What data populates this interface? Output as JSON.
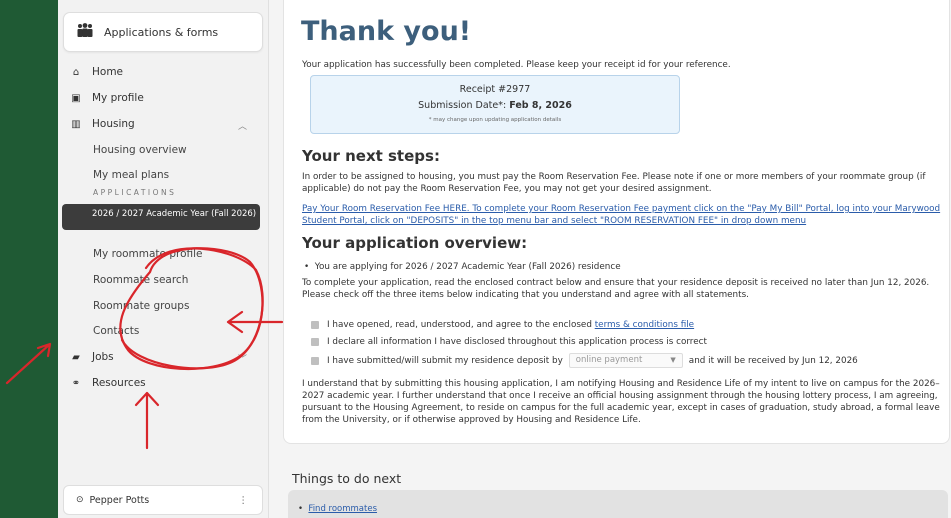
{
  "sidebar": {
    "app_title": "Applications & forms",
    "nav": {
      "home": "Home",
      "my_profile": "My profile",
      "housing": "Housing",
      "housing_overview": "Housing overview",
      "my_meal_plans": "My meal plans",
      "applications_section": "APPLICATIONS",
      "active_application": "2026 / 2027 Academic Year (Fall 2026)",
      "my_roommate_profile": "My roommate profile",
      "roommate_search": "Roommate search",
      "roommate_groups": "Roommate groups",
      "contacts": "Contacts",
      "jobs": "Jobs",
      "resources": "Resources"
    },
    "user_name": "Pepper Potts"
  },
  "main": {
    "title": "Thank you!",
    "success_text": "Your application has successfully been completed. Please keep your receipt id for your reference.",
    "receipt": {
      "receipt_label": "Receipt #2977",
      "submission_prefix": "Submission Date*:",
      "submission_date": "Feb 8, 2026",
      "note": "* may change upon updating application details"
    },
    "next_steps_heading": "Your next steps:",
    "next_steps_text": "In order to be assigned to housing, you must pay the Room Reservation Fee. Please note if one or more members of your roommate group (if applicable) do not pay the Room Reservation Fee, you may not get your desired assignment.",
    "payment_link_line1": "Pay Your Room Reservation Fee HERE. To complete your Room Reservation Fee payment click on the \"Pay My Bill\" Portal, log into your Marywood",
    "payment_link_line2": "Student Portal, click on \"DEPOSITS\" in the top menu bar and select \"ROOM RESERVATION FEE\" in drop down menu",
    "overview_heading": "Your application overview:",
    "overview_bullet": "You are applying for 2026 / 2027 Academic Year (Fall 2026) residence",
    "overview_text": "To complete your application, read the enclosed contract below and ensure that your residence deposit is received no later than Jun 12, 2026. Please check off the three items below indicating that you understand and agree with all statements.",
    "check1_text": "I have opened, read, understood, and agree to the enclosed",
    "check1_link": "terms & conditions file",
    "check2_text": "I declare all information I have disclosed throughout this application process is correct",
    "check3_prefix": "I have submitted/will submit my residence deposit by",
    "check3_select": "online payment",
    "check3_suffix": "and it will be received by Jun 12, 2026",
    "agreement_text": "I understand that by submitting this housing application, I am notifying Housing and Residence Life of my intent to live on campus for the 2026–2027 academic year. I further understand that once I receive an official housing assignment through the housing lottery process, I am agreeing, pursuant to the Housing Agreement, to reside on campus for the full academic year, except in cases of graduation, study abroad, a formal leave from the University, or if otherwise approved by Housing and Residence Life."
  },
  "things": {
    "heading": "Things to do next",
    "item1": "Find roommates"
  },
  "colors": {
    "background_green": "#1f5a34",
    "title_blue": "#3d5f7c",
    "annotation_red": "#d9262b",
    "receipt_bg": "#eaf4fc"
  }
}
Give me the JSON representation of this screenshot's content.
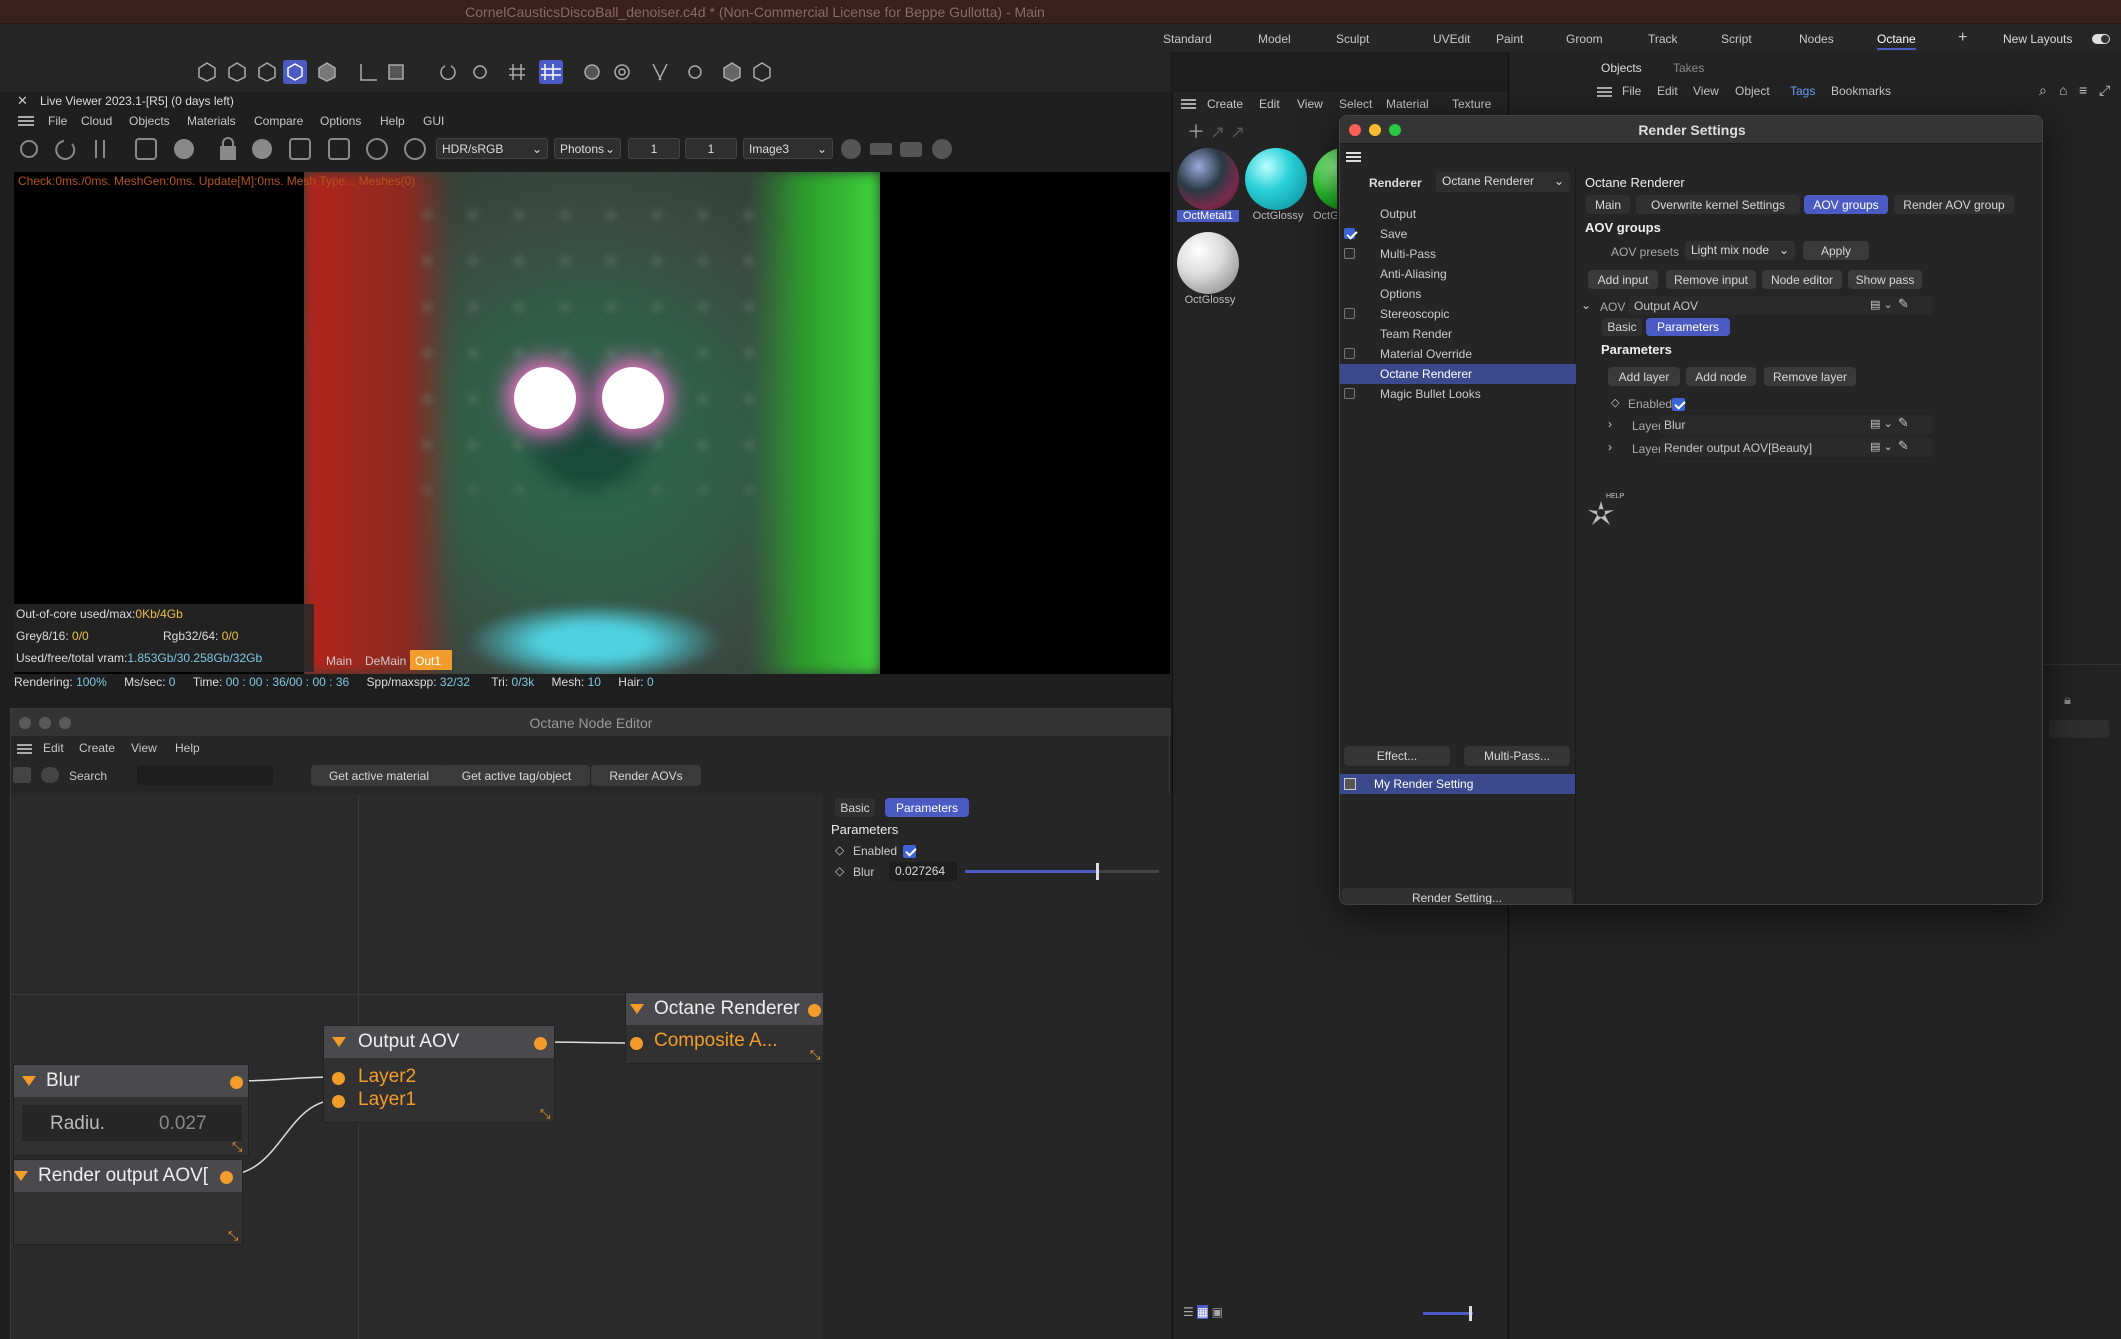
{
  "window": {
    "title": "CornelCausticsDiscoBall_denoiser.c4d * (Non-Commercial License for Beppe Gullotta) - Main"
  },
  "layouts": {
    "tabs": [
      "Standard",
      "Model",
      "Sculpt",
      "UVEdit",
      "Paint",
      "Groom",
      "Track",
      "Script",
      "Nodes",
      "Octane"
    ],
    "active": "Octane",
    "plus": "+",
    "new_layouts": "New Layouts"
  },
  "live_viewer": {
    "title": "Live Viewer 2023.1-[R5] (0 days left)",
    "menu": [
      "File",
      "Cloud",
      "Objects",
      "Materials",
      "Compare",
      "Options",
      "Help",
      "GUI"
    ],
    "colorspace": "HDR/sRGB",
    "mode": "Photons",
    "field1": "1",
    "field2": "1",
    "imager": "Image3",
    "check_line": "Check:0ms./0ms. MeshGen:0ms. Update[M]:0ms. Mesh Type... Meshes(0)",
    "stats": {
      "ooc_label": "Out-of-core used/max:",
      "ooc_value": "0Kb/4Gb",
      "grey_label": "Grey8/16:",
      "grey_value": "0/0",
      "rgb_label": "Rgb32/64:",
      "rgb_value": "0/0",
      "vram_label": "Used/free/total vram:",
      "vram_value": "1.853Gb/30.258Gb/32Gb"
    },
    "bottom_tabs": [
      "Main",
      "DeMain",
      "Out1"
    ],
    "status": {
      "rendering_label": "Rendering:",
      "rendering_value": "100%",
      "ms_label": "Ms/sec:",
      "ms_value": "0",
      "time_label": "Time:",
      "time_value": "00 : 00 : 36/00 : 00 : 36",
      "spp_label": "Spp/maxspp:",
      "spp_value": "32/32",
      "tri_label": "Tri:",
      "tri_value": "0/3k",
      "mesh_label": "Mesh:",
      "mesh_value": "10",
      "hair_label": "Hair:",
      "hair_value": "0"
    }
  },
  "material_manager": {
    "menu": [
      "Create",
      "Edit",
      "View",
      "Select",
      "Material",
      "Texture"
    ],
    "materials": [
      "OctMetal1",
      "OctGlossy",
      "OctG",
      "OctGlossy"
    ]
  },
  "objects_panel": {
    "tabs": [
      "Objects",
      "Takes"
    ],
    "menu": [
      "File",
      "Edit",
      "View",
      "Object",
      "Tags",
      "Bookmarks"
    ]
  },
  "render_settings": {
    "title": "Render Settings",
    "renderer_label": "Renderer",
    "renderer_value": "Octane Renderer",
    "list": [
      {
        "label": "Output",
        "check": "none"
      },
      {
        "label": "Save",
        "check": "on"
      },
      {
        "label": "Multi-Pass",
        "check": "off"
      },
      {
        "label": "Anti-Aliasing",
        "check": "none"
      },
      {
        "label": "Options",
        "check": "none"
      },
      {
        "label": "Stereoscopic",
        "check": "off"
      },
      {
        "label": "Team Render",
        "check": "none"
      },
      {
        "label": "Material Override",
        "check": "off"
      },
      {
        "label": "Octane Renderer",
        "check": "none",
        "selected": true
      },
      {
        "label": "Magic Bullet Looks",
        "check": "off"
      }
    ],
    "effect_btn": "Effect...",
    "multipass_btn": "Multi-Pass...",
    "setting_name": "My Render Setting",
    "render_setting_btn": "Render Setting...",
    "panel_title": "Octane Renderer",
    "tabs": [
      "Main",
      "Overwrite kernel Settings",
      "AOV groups",
      "Render AOV group"
    ],
    "active_tab": "AOV groups",
    "section": "AOV groups",
    "aov_presets_label": "AOV presets",
    "aov_presets_value": "Light mix node",
    "apply_btn": "Apply",
    "actions": [
      "Add input",
      "Remove input",
      "Node editor",
      "Show pass"
    ],
    "aov1_label": "AOV 1",
    "aov1_value": "Output AOV",
    "sub_tabs": [
      "Basic",
      "Parameters"
    ],
    "params_title": "Parameters",
    "layer_actions": [
      "Add layer",
      "Add node",
      "Remove layer"
    ],
    "enabled_label": "Enabled",
    "layer2_label": "Layer2",
    "layer2_value": "Blur",
    "layer1_label": "Layer1",
    "layer1_value": "Render output AOV[Beauty]",
    "help_text": "HELP"
  },
  "node_editor": {
    "title": "Octane Node Editor",
    "menu": [
      "Edit",
      "Create",
      "View",
      "Help"
    ],
    "search_label": "Search",
    "buttons": [
      "Get active material",
      "Get active tag/object",
      "Render AOVs"
    ],
    "tabs": [
      "Basic",
      "Parameters"
    ],
    "params_title": "Parameters",
    "enabled_label": "Enabled",
    "blur_label": "Blur",
    "blur_value": "0.027264",
    "blur_fraction": 0.68,
    "nodes": {
      "blur": {
        "title": "Blur",
        "param": "Radiu.",
        "param_value": "0.027"
      },
      "render_output": {
        "title": "Render output AOV["
      },
      "output_aov": {
        "title": "Output AOV",
        "in1": "Layer2",
        "in2": "Layer1"
      },
      "octane_renderer": {
        "title": "Octane Renderer",
        "in1": "Composite A..."
      }
    }
  },
  "colors": {
    "accent": "#4b5bc4",
    "node_port": "#f29c2b",
    "link_cyan": "#4fd0e0"
  }
}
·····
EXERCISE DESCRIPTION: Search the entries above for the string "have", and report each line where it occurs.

YOUR RESPONSE:
    "check1_text": "I have opened, read, understood, and agree to the enclosed",
    "check2_text": "I declare all information I have disclosed throughout this application process is correct",
    "check3_prefix": "I have submitted/will submit my residence deposit by",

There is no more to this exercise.